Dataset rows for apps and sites
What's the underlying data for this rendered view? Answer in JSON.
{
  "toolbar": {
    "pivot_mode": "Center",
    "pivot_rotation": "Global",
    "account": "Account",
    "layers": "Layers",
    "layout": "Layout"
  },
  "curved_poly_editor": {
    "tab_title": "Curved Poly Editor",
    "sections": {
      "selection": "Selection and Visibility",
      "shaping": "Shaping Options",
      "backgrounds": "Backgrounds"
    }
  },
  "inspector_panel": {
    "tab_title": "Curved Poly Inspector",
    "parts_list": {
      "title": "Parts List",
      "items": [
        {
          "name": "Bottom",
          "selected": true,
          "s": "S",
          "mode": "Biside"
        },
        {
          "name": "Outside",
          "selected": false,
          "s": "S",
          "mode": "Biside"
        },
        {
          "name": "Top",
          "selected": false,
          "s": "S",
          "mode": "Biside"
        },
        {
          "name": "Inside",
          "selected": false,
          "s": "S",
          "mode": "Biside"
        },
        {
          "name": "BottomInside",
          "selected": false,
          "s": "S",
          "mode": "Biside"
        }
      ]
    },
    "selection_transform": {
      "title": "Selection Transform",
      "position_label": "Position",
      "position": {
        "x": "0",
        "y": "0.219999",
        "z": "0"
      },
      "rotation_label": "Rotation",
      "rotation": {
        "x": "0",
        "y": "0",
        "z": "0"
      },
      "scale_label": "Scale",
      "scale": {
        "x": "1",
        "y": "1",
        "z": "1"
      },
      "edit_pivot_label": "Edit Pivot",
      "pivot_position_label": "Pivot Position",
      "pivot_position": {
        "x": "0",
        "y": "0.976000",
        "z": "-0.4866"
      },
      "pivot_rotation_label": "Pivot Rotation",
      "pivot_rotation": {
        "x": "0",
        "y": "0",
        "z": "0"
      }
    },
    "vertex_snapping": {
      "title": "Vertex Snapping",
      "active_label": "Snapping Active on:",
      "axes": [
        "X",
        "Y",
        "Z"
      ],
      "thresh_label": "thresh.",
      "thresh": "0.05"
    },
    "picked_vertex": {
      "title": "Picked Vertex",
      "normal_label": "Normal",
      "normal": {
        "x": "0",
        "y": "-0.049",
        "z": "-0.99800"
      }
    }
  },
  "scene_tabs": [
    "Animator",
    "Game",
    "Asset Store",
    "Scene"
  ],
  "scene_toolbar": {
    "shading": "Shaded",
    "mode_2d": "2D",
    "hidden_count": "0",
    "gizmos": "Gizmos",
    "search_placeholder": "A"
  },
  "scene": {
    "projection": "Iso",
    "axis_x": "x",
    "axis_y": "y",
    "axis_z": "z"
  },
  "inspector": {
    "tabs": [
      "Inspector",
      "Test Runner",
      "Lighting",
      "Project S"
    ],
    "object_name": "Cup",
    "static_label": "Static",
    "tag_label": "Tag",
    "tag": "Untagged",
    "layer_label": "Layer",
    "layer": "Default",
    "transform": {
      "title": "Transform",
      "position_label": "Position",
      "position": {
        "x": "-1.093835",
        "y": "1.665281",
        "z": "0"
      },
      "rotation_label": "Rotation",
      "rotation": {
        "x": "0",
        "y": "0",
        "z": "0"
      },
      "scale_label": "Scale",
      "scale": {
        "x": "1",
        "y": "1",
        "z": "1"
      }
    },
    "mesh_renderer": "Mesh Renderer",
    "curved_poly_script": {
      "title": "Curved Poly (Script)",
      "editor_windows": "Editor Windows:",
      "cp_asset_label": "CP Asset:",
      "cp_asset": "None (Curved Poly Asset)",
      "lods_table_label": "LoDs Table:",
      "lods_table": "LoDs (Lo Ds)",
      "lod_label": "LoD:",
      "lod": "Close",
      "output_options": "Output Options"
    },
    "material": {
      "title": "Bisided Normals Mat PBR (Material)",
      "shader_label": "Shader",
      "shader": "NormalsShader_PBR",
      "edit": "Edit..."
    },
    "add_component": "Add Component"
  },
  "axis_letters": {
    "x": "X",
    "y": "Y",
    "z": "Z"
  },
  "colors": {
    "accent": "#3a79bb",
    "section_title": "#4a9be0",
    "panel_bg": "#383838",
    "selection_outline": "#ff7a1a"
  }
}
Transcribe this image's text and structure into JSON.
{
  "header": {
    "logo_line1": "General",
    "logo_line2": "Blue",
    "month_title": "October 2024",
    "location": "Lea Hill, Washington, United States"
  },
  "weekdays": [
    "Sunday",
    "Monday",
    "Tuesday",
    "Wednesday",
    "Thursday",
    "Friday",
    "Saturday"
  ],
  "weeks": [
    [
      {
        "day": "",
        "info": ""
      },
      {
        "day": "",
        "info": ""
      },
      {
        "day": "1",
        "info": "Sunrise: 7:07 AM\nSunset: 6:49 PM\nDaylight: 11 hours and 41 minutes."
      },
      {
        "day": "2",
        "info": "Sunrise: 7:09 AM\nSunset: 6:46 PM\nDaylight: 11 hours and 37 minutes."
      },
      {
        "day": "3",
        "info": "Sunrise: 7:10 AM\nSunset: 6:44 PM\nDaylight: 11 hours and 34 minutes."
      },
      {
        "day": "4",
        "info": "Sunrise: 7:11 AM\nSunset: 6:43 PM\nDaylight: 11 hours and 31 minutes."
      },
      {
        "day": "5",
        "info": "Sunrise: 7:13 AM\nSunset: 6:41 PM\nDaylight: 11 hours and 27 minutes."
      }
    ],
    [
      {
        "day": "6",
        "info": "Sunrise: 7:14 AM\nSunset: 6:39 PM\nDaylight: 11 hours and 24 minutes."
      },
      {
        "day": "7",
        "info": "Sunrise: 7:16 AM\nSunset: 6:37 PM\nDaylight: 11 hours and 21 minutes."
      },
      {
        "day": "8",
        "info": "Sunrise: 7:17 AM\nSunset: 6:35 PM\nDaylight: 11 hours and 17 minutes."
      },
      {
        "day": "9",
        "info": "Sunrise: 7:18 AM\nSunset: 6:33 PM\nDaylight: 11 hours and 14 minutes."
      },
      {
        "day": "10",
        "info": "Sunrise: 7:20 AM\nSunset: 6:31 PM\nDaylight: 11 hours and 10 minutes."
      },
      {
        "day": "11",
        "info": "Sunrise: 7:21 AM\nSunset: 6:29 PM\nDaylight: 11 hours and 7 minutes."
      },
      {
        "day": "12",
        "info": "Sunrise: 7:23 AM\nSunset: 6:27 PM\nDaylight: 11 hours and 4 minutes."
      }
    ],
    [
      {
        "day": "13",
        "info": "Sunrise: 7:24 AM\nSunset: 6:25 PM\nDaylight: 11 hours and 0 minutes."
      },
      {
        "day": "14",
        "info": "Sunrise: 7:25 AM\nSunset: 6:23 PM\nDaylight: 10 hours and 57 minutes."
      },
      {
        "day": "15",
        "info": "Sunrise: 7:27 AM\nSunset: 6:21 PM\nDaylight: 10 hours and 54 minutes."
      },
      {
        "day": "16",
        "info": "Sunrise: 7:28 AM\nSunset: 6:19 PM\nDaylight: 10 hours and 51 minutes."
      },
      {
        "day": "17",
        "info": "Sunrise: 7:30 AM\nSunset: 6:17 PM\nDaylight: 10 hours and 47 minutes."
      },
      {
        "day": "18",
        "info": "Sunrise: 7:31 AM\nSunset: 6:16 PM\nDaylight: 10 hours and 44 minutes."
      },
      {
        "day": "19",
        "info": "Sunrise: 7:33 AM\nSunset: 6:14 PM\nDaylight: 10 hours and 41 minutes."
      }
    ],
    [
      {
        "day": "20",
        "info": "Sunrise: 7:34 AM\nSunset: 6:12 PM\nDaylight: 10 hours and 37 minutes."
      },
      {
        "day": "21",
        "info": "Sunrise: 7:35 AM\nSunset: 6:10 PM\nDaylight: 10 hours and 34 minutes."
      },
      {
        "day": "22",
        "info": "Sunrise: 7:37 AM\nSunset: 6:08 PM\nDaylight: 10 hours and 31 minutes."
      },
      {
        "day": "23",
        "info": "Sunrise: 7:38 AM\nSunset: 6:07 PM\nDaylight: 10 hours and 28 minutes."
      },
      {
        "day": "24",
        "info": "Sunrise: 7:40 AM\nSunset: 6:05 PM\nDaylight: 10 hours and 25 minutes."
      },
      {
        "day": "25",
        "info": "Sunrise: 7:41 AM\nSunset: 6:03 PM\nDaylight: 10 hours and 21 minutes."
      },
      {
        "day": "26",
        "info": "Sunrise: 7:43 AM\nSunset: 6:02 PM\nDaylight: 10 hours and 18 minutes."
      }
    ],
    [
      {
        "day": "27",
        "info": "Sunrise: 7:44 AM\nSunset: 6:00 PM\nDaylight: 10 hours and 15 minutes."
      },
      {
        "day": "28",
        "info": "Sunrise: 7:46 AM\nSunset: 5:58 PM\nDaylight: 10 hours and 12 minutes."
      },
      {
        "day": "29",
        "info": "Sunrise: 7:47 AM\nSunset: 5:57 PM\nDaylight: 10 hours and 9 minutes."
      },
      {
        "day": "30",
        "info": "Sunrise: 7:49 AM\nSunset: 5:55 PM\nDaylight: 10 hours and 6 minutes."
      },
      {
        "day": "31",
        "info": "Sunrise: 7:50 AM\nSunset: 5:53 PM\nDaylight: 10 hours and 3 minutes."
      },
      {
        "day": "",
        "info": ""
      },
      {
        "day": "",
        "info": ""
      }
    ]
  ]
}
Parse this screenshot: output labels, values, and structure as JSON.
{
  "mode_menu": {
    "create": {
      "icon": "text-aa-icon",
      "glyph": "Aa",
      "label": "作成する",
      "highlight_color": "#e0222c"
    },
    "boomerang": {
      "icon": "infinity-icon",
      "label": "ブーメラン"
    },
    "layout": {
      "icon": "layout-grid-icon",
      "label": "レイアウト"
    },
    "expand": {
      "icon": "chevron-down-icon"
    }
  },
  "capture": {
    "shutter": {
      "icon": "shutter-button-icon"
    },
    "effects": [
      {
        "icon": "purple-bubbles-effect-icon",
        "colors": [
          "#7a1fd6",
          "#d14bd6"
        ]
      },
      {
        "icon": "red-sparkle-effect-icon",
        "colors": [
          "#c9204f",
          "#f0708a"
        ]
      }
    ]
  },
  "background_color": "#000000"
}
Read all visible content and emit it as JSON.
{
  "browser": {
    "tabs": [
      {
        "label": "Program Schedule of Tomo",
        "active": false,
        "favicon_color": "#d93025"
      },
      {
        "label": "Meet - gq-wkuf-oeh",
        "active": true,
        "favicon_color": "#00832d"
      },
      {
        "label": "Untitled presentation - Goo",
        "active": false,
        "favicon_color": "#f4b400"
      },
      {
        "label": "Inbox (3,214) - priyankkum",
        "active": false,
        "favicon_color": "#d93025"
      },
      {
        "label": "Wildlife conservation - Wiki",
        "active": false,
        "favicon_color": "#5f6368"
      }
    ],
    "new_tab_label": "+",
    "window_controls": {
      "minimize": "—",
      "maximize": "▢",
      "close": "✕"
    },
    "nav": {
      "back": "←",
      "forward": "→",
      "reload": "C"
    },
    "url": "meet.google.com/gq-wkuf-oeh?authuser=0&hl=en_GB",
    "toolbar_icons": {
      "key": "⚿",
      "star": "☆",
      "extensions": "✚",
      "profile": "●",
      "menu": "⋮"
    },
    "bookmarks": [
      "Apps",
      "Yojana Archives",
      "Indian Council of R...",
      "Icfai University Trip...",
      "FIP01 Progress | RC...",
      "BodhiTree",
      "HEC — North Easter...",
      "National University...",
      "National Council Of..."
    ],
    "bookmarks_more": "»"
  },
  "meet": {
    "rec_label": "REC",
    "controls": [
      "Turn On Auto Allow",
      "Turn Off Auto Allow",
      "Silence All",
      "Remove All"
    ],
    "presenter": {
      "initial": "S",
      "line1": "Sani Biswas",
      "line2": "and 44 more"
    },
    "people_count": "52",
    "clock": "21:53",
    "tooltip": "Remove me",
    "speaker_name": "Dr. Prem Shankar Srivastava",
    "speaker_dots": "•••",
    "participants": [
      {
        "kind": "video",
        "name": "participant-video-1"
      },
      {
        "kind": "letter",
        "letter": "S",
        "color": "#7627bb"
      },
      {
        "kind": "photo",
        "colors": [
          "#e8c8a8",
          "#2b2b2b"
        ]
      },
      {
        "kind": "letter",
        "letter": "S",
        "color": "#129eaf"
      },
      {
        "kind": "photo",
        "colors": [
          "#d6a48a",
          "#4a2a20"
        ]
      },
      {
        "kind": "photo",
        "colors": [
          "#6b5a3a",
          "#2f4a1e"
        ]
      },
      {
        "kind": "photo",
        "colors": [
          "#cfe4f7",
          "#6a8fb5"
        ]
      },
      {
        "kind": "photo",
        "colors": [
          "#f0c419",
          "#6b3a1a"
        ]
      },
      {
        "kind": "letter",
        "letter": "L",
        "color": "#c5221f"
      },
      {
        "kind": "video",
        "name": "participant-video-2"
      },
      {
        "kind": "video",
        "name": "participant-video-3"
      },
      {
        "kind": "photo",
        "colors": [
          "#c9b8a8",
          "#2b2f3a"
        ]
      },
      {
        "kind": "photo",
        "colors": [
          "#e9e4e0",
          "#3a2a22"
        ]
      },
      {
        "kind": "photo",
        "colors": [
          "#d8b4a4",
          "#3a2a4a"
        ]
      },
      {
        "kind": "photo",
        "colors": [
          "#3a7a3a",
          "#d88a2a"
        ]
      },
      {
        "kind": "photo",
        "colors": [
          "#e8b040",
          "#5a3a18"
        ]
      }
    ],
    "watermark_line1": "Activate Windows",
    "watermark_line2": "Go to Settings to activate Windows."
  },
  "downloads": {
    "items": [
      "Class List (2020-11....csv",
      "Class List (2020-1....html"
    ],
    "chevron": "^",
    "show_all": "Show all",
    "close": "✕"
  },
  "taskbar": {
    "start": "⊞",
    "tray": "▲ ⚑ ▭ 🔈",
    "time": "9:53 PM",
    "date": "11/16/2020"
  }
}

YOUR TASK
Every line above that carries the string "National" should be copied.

THE ANSWER
      "National University...",
      "National Council Of..."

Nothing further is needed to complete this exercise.